CRL Is A Front For Self Help, A Financial Network Of Credit Unions And Lending Groups And A Direct Competitor To Short-Term Payday Lenders:

CRL functions as a front for Self Help, a financial network that charge fees for services that can cost far more than a short-term payday loan. Although the CRL bills itself as a "nonprofit, nonpartisan research and policy organization," the center functions as the lobbying arm of the billion-dollar Self Help financial network. CRL claims that short-term payday lenders charge excessive fees, even though Self Help lenders charge their low-income customers fees for services that can cost far more than a short-term payday loan.

A 2007 New York Federal Reserve staff report found that short-term payday lending was actually better for consumers than large fees charged by groups like Self Help. In November 2007, economists at the Federal Reserve Bank of New York released an analysis of the effect of North Carolina's short-term payday loan ban; their findings show the ban significantly harmed consumers. The research also found that short-term payday loans were a better option for consumers than the expensive overdraft and non-sufficient funds fees charged by banks and credit unions such as Self Help, CRL's primary sponsor.

CRL's founders made billions from subprime lending that contributed to the current economic crisis. CRL's founders and most prominent funders, Herb and Marion Sandler, made their fortune at subprime lender Golden West Financial. The duo pioneered one of the worst types of subprime loans, known as "Pick-a-Payment" or option-ARM loans. The Sandlers pocketed $2.3 billion when they sold their company to Wachovia in 2006. Golden West's toxic loan portfolio collapsed two years later, causing an estimated $36 billion in losses for Wachovia. The U.S. Department of Justice and the Securities and Exchange Commission are currently investigating Golden West Financial for predatory lending and fraudulent representation to investors.

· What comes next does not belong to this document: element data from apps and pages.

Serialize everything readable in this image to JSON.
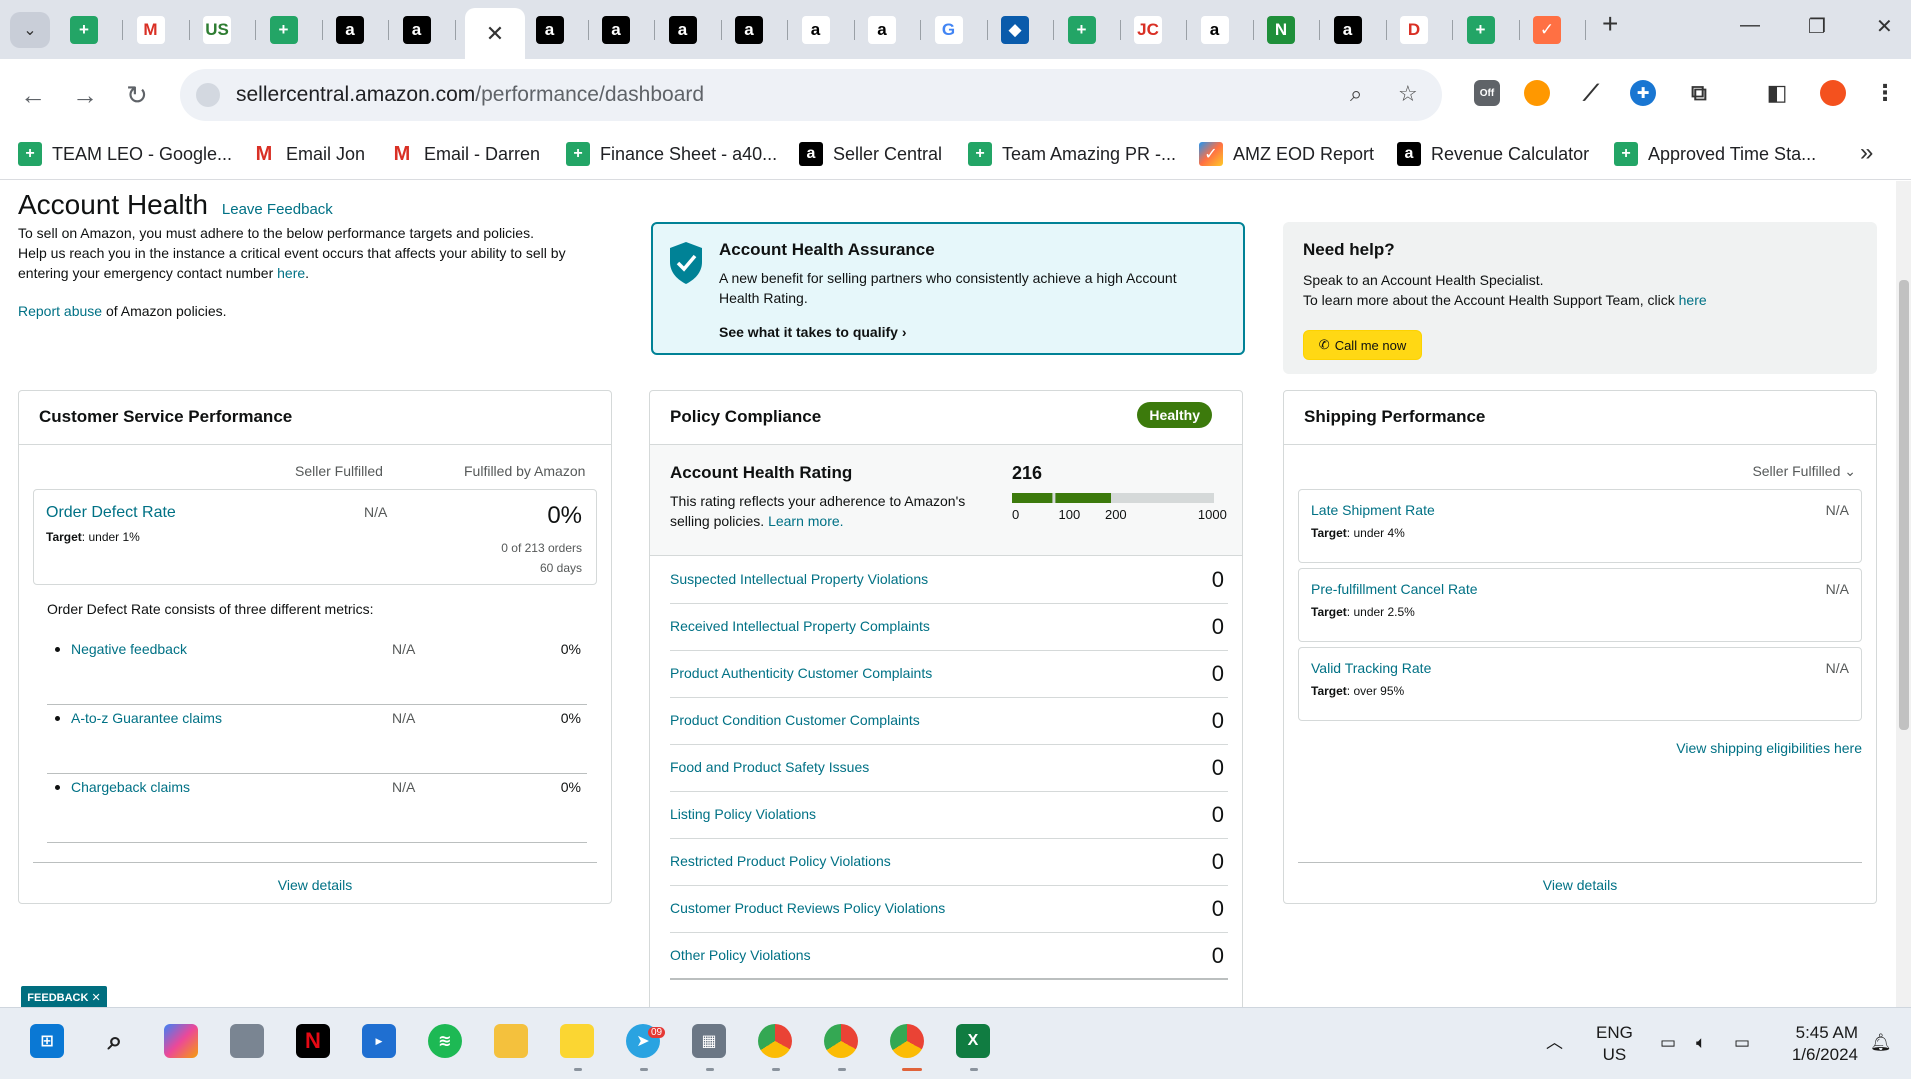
{
  "browser": {
    "url_host": "sellercentral.amazon.com",
    "url_path": "/performance/dashboard",
    "tab_close_glyph": "✕",
    "new_tab_glyph": "+",
    "extension_off_badge": "Off"
  },
  "bookmarks": [
    {
      "label": "TEAM LEO - Google...",
      "icon": "sheets-icon"
    },
    {
      "label": "Email Jon",
      "icon": "gmail-icon"
    },
    {
      "label": "Email - Darren",
      "icon": "gmail-icon"
    },
    {
      "label": "Finance Sheet - a40...",
      "icon": "sheets-icon"
    },
    {
      "label": "Seller Central",
      "icon": "amazon-icon"
    },
    {
      "label": "Team Amazing PR -...",
      "icon": "sheets-icon"
    },
    {
      "label": "AMZ EOD Report",
      "icon": "tasks-icon"
    },
    {
      "label": "Revenue Calculator",
      "icon": "amazon-icon"
    },
    {
      "label": "Approved Time Sta...",
      "icon": "sheets-icon"
    }
  ],
  "header": {
    "title": "Account Health",
    "leave_feedback": "Leave Feedback",
    "intro_1": "To sell on Amazon, you must adhere to the below performance targets and policies.",
    "intro_2": "Help us reach you in the instance a critical event occurs that affects your ability to sell by entering your emergency contact number ",
    "intro_link": "here",
    "intro_end": ".",
    "report_link": "Report abuse",
    "report_rest": " of Amazon policies."
  },
  "assurance": {
    "title": "Account Health Assurance",
    "desc": "A new benefit for selling partners who consistently achieve a high Account Health Rating.",
    "link": "See what it takes to qualify",
    "accent": "#008296"
  },
  "help": {
    "title": "Need help?",
    "line1": "Speak to an Account Health Specialist.",
    "line2": "To learn more about the Account Health Support Team, click ",
    "line2_link": "here",
    "call_button": "Call me now"
  },
  "customer_service": {
    "title": "Customer Service Performance",
    "col_seller": "Seller Fulfilled",
    "col_amazon": "Fulfilled by Amazon",
    "odr_name": "Order Defect Rate",
    "odr_target_label": "Target",
    "odr_target": ": under 1%",
    "odr_seller": "N/A",
    "odr_amazon": "0%",
    "odr_orders": "0 of 213 orders",
    "odr_period": "60 days",
    "note": "Order Defect Rate consists of three different metrics:",
    "metrics": [
      {
        "name": "Negative feedback",
        "seller": "N/A",
        "amazon": "0%"
      },
      {
        "name": "A-to-z Guarantee claims",
        "seller": "N/A",
        "amazon": "0%"
      },
      {
        "name": "Chargeback claims",
        "seller": "N/A",
        "amazon": "0%"
      }
    ],
    "view_details": "View details"
  },
  "policy": {
    "title": "Policy Compliance",
    "badge": "Healthy",
    "rating_title": "Account Health Rating",
    "rating_desc": "This rating reflects your adherence to Amazon's selling policies. ",
    "rating_link": "Learn more.",
    "score": "216",
    "score_fraction": 0.216,
    "ticks": [
      "0",
      "100",
      "200",
      "1000"
    ],
    "rows": [
      {
        "name": "Suspected Intellectual Property Violations",
        "value": "0"
      },
      {
        "name": "Received Intellectual Property Complaints",
        "value": "0"
      },
      {
        "name": "Product Authenticity Customer Complaints",
        "value": "0"
      },
      {
        "name": "Product Condition Customer Complaints",
        "value": "0"
      },
      {
        "name": "Food and Product Safety Issues",
        "value": "0"
      },
      {
        "name": "Listing Policy Violations",
        "value": "0"
      },
      {
        "name": "Restricted Product Policy Violations",
        "value": "0"
      },
      {
        "name": "Customer Product Reviews Policy Violations",
        "value": "0"
      },
      {
        "name": "Other Policy Violations",
        "value": "0"
      }
    ]
  },
  "shipping": {
    "title": "Shipping Performance",
    "filter": "Seller Fulfilled",
    "metrics": [
      {
        "name": "Late Shipment Rate",
        "target_label": "Target",
        "target": ": under 4%",
        "value": "N/A"
      },
      {
        "name": "Pre-fulfillment Cancel Rate",
        "target_label": "Target",
        "target": ": under 2.5%",
        "value": "N/A"
      },
      {
        "name": "Valid Tracking Rate",
        "target_label": "Target",
        "target": ": over 95%",
        "value": "N/A"
      }
    ],
    "eligibility_link": "View shipping eligibilities here",
    "view_details": "View details"
  },
  "feedback_tab": "FEEDBACK ✕",
  "taskbar": {
    "lang": "ENG",
    "region": "US",
    "time": "5:45 AM",
    "date": "1/6/2024",
    "telegram_badge": "09"
  }
}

The Center for Consumer Freedom is a nonprofit organization devoted to promoting personal responsibility and protecting consumer choices.

SOURCE Center for Consumer Freedom